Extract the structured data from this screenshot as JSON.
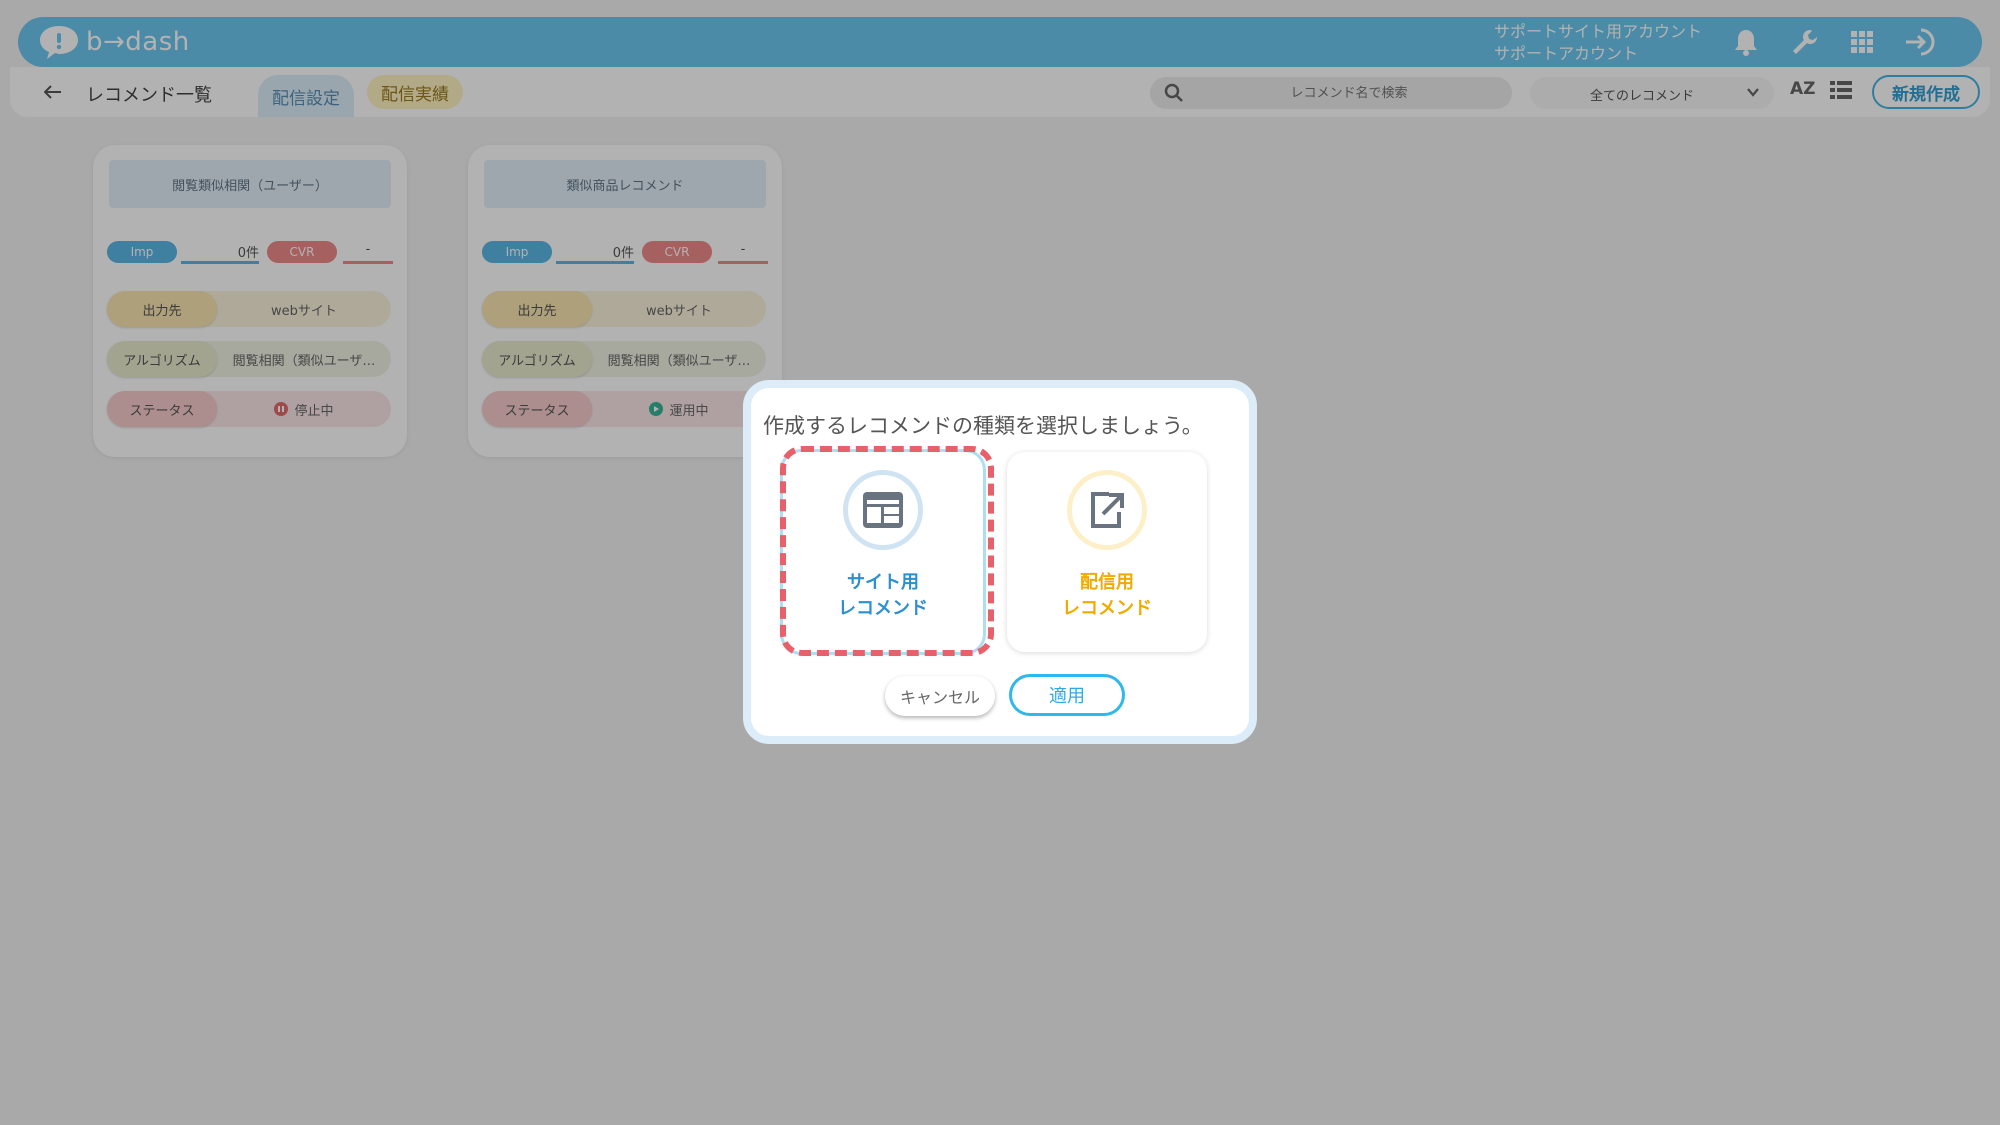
{
  "brand": {
    "logo_text": "b→dash"
  },
  "header": {
    "account_line1": "サポートサイト用アカウント",
    "account_line2": "サポートアカウント",
    "icons": [
      "bell-icon",
      "wrench-icon",
      "apps-grid-icon",
      "logout-icon"
    ]
  },
  "subbar": {
    "page_title": "レコメンド一覧",
    "tabs": [
      {
        "label": "配信設定",
        "active": true
      },
      {
        "label": "配信実績",
        "active": false
      }
    ],
    "search_placeholder": "レコメンド名で検索",
    "filter_selected": "全てのレコメンド",
    "sort_label": "AZ",
    "new_button": "新規作成"
  },
  "cards": [
    {
      "title": "閲覧類似相関（ユーザー）",
      "imp_label": "Imp",
      "imp_value": "0件",
      "cvr_label": "CVR",
      "cvr_value": "-",
      "output_label": "出力先",
      "output_value": "webサイト",
      "algo_label": "アルゴリズム",
      "algo_value": "閲覧相関（類似ユーザ…",
      "status_label": "ステータス",
      "status_value": "停止中"
    },
    {
      "title": "類似商品レコメンド",
      "imp_label": "Imp",
      "imp_value": "0件",
      "cvr_label": "CVR",
      "cvr_value": "-",
      "output_label": "出力先",
      "output_value": "webサイト",
      "algo_label": "アルゴリズム",
      "algo_value": "閲覧相関（類似ユーザ…",
      "status_label": "ステータス",
      "status_value": "運用中"
    }
  ],
  "modal": {
    "title": "作成するレコメンドの種類を選択しましょう。",
    "option_site_line1": "サイト用",
    "option_site_line2": "レコメンド",
    "option_deliv_line1": "配信用",
    "option_deliv_line2": "レコメンド",
    "cancel": "キャンセル",
    "apply": "適用"
  },
  "colors": {
    "brand_blue": "#6ec8ef",
    "imp": "#5bb7e5",
    "cvr": "#ef8a8a",
    "highlight": "#e8606a",
    "stopped": "#e06a6a",
    "running": "#35b596"
  }
}
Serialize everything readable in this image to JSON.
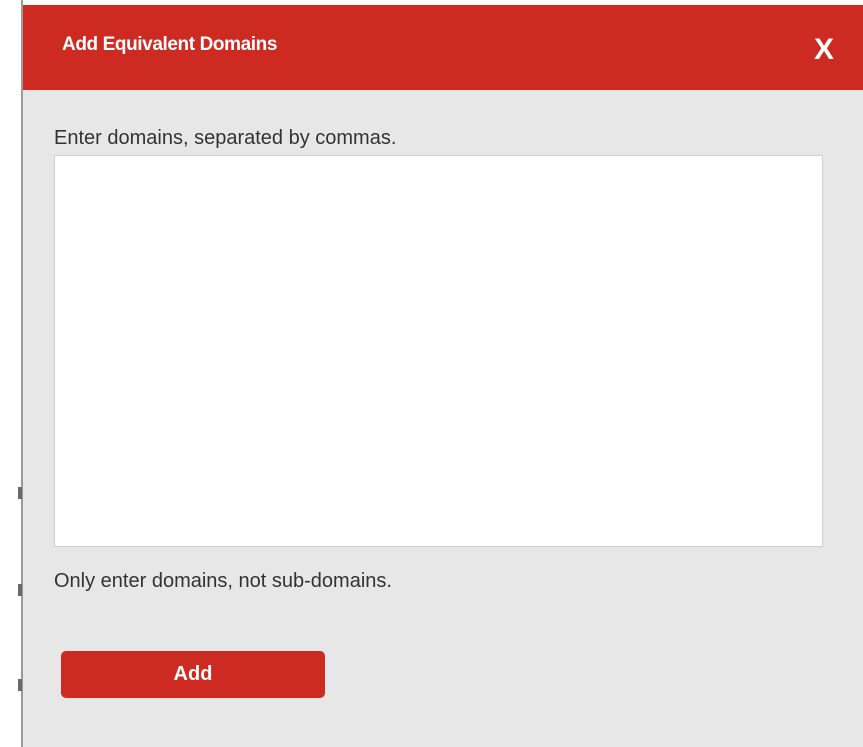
{
  "dialog": {
    "title": "Add Equivalent Domains",
    "close_label": "X",
    "instruction": "Enter domains, separated by commas.",
    "textarea_value": "",
    "hint": "Only enter domains, not sub-domains.",
    "add_button_label": "Add"
  },
  "colors": {
    "header": "#cd2a22",
    "dialog_background": "#e7e7e7",
    "button": "#cd2a22"
  }
}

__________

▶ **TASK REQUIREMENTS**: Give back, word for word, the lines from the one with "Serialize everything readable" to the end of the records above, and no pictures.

▶ **WRITTEN REPLY**:
Serialize everything readable in this image to JSON.
{
  "dialog": {
    "title": "Add Equivalent Domains",
    "close_label": "X",
    "instruction": "Enter domains, separated by commas.",
    "textarea_value": "",
    "hint": "Only enter domains, not sub-domains.",
    "add_button_label": "Add"
  },
  "colors": {
    "header": "#cd2a22",
    "dialog_background": "#e7e7e7",
    "button": "#cd2a22"
  }
}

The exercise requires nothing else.